Jeff has no idea why that happens. Jeff is the host of Here Be Monsters, a podcast about Fear in the Unknown. Our website, this American Life blog, This American Life is delivered to public radio stations by parks. The Public Radio Exchange spoke to this. American life comes from Sitka salmon chairs, community supported fishery, delivering seasonal shares of traceable sushi grade wild Alaskan seafood. What about their small boat fleet? Find recipes and order at Sitka Salmon Shares Dotcom.


Thanks as always to our programs co-founder Mr. Troy Malatya. You know, he and I were on a flight together. We got delayed on the tarmac for three hours. We got to the point where we started calling out to the cockpit and heckling the pilot.


How about flying around a little bit? Make you feel better? I'm IRA Glass, back next week with more stories of this American life.


Next week on the podcast on your local public radio station during a public meeting in Provo, Utah, here's how the audience reacted when a teacher testified that every student needed to wear a face mask to school.


It was just wild to be surrounded by so many grown adults who were shouting at me. Yeah, and just wearing a mask in that space. Put a target on your head immediately.


Let's go, Fano began.

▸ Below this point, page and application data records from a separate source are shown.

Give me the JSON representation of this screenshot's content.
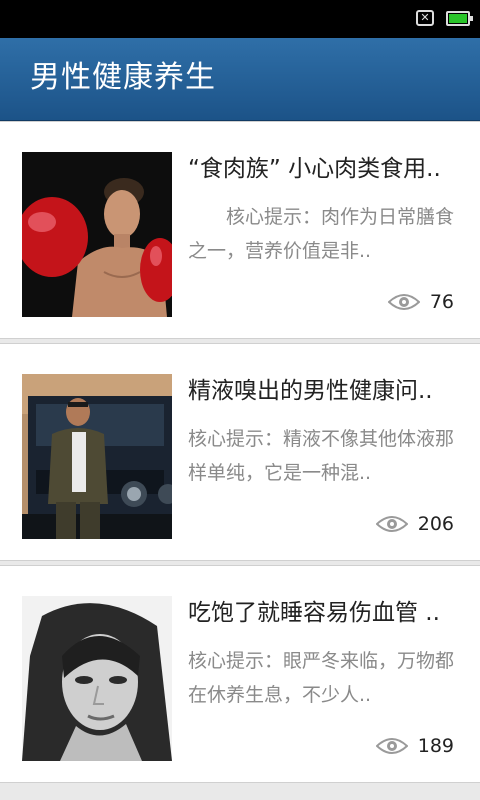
{
  "app": {
    "title": "男性健康养生"
  },
  "articles": [
    {
      "title": "“食肉族” 小心肉类食用..",
      "description": "　　核心提示：肉作为日常膳食之一，营养价值是非..",
      "views": "76",
      "thumbnail": "man-with-boxing-gloves-photo"
    },
    {
      "title": "精液嗅出的男性健康问..",
      "description": "核心提示：精液不像其他体液那样单纯，它是一种混..",
      "views": "206",
      "thumbnail": "man-with-jeep-photo"
    },
    {
      "title": "吃饱了就睡容易伤血管 ..",
      "description": "核心提示：眼严冬来临，万物都在休养生息，不少人..",
      "views": "189",
      "thumbnail": "woman-portrait-photo"
    }
  ],
  "colors": {
    "header_bg": "#1f5a92",
    "title_text": "#222222",
    "desc_text": "#8a8a8a"
  }
}
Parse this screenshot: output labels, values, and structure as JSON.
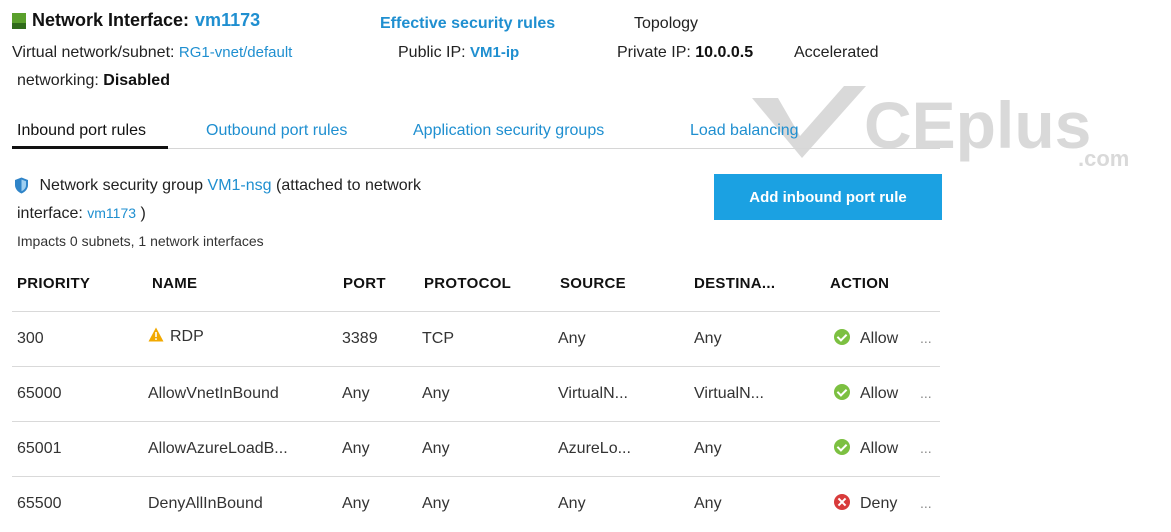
{
  "header": {
    "title_prefix": "Network Interface:",
    "nic_name": "vm1173",
    "vnet_label": "Virtual network/subnet:",
    "vnet_value": "RG1-vnet/default",
    "effective_rules_link": "Effective security rules",
    "public_ip_label": "Public IP:",
    "public_ip_value": "VM1-ip",
    "topology_link": "Topology",
    "private_ip_label": "Private IP:",
    "private_ip_value": "10.0.0.5",
    "accelerated_label": "Accelerated",
    "networking_label": "networking:",
    "networking_value": "Disabled"
  },
  "tabs": [
    {
      "label": "Inbound port rules",
      "active": true
    },
    {
      "label": "Outbound port rules",
      "active": false
    },
    {
      "label": "Application security groups",
      "active": false
    },
    {
      "label": "Load balancing",
      "active": false
    }
  ],
  "nsg": {
    "prefix": "Network security group",
    "name": "VM1-nsg",
    "attached_text": "(attached to network",
    "interface_label": "interface:",
    "interface_name": "vm1173",
    "close_paren": ")",
    "impacts": "Impacts 0 subnets, 1 network interfaces"
  },
  "add_button_label": "Add inbound port rule",
  "table": {
    "headers": [
      "PRIORITY",
      "NAME",
      "PORT",
      "PROTOCOL",
      "SOURCE",
      "DESTINA...",
      "ACTION"
    ],
    "rows": [
      {
        "priority": "300",
        "name": "RDP",
        "warning": true,
        "port": "3389",
        "protocol": "TCP",
        "source": "Any",
        "destination": "Any",
        "action": "Allow",
        "action_type": "allow",
        "more": "..."
      },
      {
        "priority": "65000",
        "name": "AllowVnetInBound",
        "warning": false,
        "port": "Any",
        "protocol": "Any",
        "source": "VirtualN...",
        "destination": "VirtualN...",
        "action": "Allow",
        "action_type": "allow",
        "more": "..."
      },
      {
        "priority": "65001",
        "name": "AllowAzureLoadB...",
        "warning": false,
        "port": "Any",
        "protocol": "Any",
        "source": "AzureLo...",
        "destination": "Any",
        "action": "Allow",
        "action_type": "allow",
        "more": "..."
      },
      {
        "priority": "65500",
        "name": "DenyAllInBound",
        "warning": false,
        "port": "Any",
        "protocol": "Any",
        "source": "Any",
        "destination": "Any",
        "action": "Deny",
        "action_type": "deny",
        "more": "..."
      }
    ]
  },
  "watermark": {
    "main": "CEplus",
    "sub": ".com"
  },
  "colors": {
    "accent": "#1ba1e2",
    "link": "#1f8fd0",
    "allow": "#7cc041",
    "deny": "#d83b3b",
    "warning": "#f2a900"
  }
}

What happened? Did kids wear masks next week on the podcast of This American Life?